Television exposes children to imagery and information that children must process in order to fit into their understanding of life. Dramatic play (pretend play) serves as an outlet and safe context through which the children make sense of TV input. It's hard for children to differentiate real and imaginary, and what they see on television might as well be seen right before their eyes. A child's brain responds to the events similarly regardless of whether it's pretend or real.
At Beansprouts, it started with Superheroes. I knew right away who were the TV watchers when a child brought an item that displayed popular superhero characters. The children who knew the superhero scripts swarmed around the child, pointing out the characters, and subsequently engaging in dramatic play that involved angry facial expressions, loud yelling, donning invisible weaponry in what I can only imagine is the way swords and guns are held on the popular TV shows.
And now the battle is on between me and the television. While children bring into their preschool lives scripts and ideas from inappropriate television programming made with no other purpose in mind than selling ad time, I feel the constant pressure to offer up an alternative reality for them. However, I'm a lowly preschool teacher with limited resources. Mattel, Disney, and the big TV market researchers have millions of dollars to spend to try to figure out just how to market to children in a way that will not only captivate them but hold them prisoner, along with their parents.
Did you know that television marketing for children actually encourages children to nag their parents? Read this brief article on "Pester Power"...it's disturbing. Children are easy targets for marketing because they lack the critical thinking that adults have. And let's face it, as a college graduate with critical thinking skills, I still succumb to the pressures of marketing.
The problem doesn't end with the child who watches graphic television and acts it out. In fact, the main problem (according to Stephanie) arises when its infectious messages permeate everyone else's play. Social psychology is a force to be reckoned with, and when a child sees another playing violent superhero games, it looks fun and they want to play the game, too. Scripts are passed from one child to another ("Let's shoot the bad guy!") and soon the "us vs. them" mentality is on.
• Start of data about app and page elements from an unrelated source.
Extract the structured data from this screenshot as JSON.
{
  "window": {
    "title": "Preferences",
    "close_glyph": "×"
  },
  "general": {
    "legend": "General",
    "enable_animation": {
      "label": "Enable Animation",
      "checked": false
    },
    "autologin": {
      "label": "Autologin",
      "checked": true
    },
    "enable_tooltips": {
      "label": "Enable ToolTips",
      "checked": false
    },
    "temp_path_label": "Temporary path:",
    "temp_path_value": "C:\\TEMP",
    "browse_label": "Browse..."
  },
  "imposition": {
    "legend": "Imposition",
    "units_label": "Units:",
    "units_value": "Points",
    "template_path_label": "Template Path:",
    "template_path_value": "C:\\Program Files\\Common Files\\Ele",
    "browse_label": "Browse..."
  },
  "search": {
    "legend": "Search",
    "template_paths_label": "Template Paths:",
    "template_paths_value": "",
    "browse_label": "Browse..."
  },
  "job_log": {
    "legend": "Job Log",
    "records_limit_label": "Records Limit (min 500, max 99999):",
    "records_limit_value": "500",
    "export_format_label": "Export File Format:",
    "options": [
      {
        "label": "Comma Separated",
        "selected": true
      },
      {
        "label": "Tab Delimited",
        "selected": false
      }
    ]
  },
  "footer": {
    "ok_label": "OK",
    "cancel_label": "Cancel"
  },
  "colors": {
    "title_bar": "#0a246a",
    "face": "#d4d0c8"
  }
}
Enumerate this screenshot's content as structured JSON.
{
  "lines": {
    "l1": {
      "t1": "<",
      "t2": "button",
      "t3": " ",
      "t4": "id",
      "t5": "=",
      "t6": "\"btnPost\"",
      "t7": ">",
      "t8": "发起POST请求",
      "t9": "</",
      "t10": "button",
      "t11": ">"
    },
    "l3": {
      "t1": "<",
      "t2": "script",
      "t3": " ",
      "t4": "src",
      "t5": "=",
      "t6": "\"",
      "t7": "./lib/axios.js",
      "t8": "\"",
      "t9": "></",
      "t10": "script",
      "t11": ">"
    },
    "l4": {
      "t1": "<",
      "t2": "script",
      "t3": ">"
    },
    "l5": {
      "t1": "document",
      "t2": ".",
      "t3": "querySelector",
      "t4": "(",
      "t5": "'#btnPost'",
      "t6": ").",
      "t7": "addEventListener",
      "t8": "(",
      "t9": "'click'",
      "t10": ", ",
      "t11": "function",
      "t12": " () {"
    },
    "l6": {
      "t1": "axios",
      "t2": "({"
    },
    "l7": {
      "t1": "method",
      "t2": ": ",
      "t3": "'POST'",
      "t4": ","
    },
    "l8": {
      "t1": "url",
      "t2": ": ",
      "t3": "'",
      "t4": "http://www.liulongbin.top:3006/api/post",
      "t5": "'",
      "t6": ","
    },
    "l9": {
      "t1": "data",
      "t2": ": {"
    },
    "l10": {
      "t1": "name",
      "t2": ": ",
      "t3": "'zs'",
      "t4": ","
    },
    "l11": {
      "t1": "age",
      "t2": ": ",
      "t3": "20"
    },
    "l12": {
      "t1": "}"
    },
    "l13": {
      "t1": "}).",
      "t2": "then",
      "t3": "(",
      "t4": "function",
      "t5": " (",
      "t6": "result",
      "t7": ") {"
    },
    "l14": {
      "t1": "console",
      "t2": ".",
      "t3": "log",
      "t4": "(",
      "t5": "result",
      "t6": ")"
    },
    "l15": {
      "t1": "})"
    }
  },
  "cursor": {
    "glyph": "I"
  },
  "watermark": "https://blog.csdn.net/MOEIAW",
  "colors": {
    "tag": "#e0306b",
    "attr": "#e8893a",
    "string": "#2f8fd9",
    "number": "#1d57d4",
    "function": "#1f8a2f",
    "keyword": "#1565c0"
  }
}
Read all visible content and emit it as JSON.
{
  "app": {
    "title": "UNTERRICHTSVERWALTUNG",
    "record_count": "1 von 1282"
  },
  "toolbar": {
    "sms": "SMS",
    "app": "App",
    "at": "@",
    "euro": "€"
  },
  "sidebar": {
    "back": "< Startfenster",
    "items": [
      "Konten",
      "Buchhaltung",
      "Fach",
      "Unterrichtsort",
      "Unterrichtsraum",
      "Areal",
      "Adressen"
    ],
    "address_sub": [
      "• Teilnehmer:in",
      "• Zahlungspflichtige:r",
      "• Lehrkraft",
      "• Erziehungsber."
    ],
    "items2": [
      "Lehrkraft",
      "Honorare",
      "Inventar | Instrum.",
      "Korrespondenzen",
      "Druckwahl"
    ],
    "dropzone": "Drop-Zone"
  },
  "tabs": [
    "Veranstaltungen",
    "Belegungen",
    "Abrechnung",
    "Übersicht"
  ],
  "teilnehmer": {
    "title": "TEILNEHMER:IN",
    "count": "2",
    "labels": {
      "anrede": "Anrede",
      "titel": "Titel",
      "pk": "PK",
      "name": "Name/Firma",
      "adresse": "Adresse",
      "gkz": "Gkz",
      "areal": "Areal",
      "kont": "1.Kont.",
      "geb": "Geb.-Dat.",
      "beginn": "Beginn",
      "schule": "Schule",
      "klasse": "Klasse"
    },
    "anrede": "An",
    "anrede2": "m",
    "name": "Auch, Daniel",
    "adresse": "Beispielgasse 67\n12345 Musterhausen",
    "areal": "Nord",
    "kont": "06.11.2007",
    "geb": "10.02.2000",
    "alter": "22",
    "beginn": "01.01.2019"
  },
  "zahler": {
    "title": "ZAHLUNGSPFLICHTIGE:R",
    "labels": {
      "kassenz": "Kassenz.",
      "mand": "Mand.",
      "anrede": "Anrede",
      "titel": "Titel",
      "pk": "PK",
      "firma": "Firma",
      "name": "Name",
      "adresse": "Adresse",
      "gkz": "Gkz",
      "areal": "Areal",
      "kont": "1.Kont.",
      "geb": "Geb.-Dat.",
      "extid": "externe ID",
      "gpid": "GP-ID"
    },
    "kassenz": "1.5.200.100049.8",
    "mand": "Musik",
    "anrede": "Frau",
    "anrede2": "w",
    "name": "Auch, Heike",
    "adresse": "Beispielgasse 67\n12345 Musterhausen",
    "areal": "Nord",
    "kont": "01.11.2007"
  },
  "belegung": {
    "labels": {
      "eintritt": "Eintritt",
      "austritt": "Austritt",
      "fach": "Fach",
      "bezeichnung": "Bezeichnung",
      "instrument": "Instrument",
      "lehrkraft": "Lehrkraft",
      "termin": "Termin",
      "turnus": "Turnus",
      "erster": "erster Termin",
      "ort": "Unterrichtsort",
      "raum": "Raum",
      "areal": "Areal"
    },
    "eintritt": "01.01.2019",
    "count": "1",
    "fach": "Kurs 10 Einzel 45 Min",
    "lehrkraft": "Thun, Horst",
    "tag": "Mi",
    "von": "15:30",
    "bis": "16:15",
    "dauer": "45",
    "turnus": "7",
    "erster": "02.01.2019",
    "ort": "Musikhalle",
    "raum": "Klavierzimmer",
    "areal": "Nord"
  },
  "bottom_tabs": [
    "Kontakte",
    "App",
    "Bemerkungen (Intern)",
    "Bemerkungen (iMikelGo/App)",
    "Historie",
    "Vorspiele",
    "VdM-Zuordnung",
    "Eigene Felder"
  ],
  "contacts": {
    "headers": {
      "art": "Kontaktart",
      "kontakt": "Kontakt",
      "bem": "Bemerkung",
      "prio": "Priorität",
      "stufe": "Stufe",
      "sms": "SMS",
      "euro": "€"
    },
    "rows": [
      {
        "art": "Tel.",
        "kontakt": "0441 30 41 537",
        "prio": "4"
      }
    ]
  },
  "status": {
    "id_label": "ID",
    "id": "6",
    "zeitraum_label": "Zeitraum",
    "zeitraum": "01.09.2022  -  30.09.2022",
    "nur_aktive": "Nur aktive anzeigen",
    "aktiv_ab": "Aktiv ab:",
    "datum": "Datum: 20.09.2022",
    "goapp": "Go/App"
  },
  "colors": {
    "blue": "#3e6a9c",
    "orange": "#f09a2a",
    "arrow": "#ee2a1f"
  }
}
The brain is wired for exclusionary behavior. Perhaps this capacity for discriminatory thinking helped our hunter-gatherer ancestors decipher dangerous situations from safe ones. Who knows. At any rate, it's a human cognitive trait that guarantees that without intervention, children will separate themselves according to the most obvious, visible characteristic (often race because it's the most visual difference). "Us" versus "the bad guys", the boys vs. the girls, the cool kids versus the uncools...it's inevitable but also our job to make sure to keep it's impact on the child's thinking at bay.
Assumptions made in the superhero script:
- Guns solve problems
- Bad guys are inherently bad rather than good people who make bad choices
- Pretty girls need handsome, rich, or aggressive boys to solve their problems for them
- Good guys are strong white males
- Bad guys are dark complexioned men with foreign accents
- Bad guys always have a stupid bumbling sidekick (okay, this actually might be true)
- You can beat someone up or kill them and then walk away, rather than deal with the gruesome reality of what that actually looks like (ambulance, worried family members, police reports and accountability)
Stay tuned for more on this topic and to see what unfolds as I explore the notion of The Bad Guy (with myself and with the children). It's a losing battle to try to stop children from acting out the "us versus the Bad Guy" mentality. What I'd like to do with it is take it in a new direction...where we give the kids an alternative to the ending of the story that goes "and they shot the bad guy and saved the day. The End."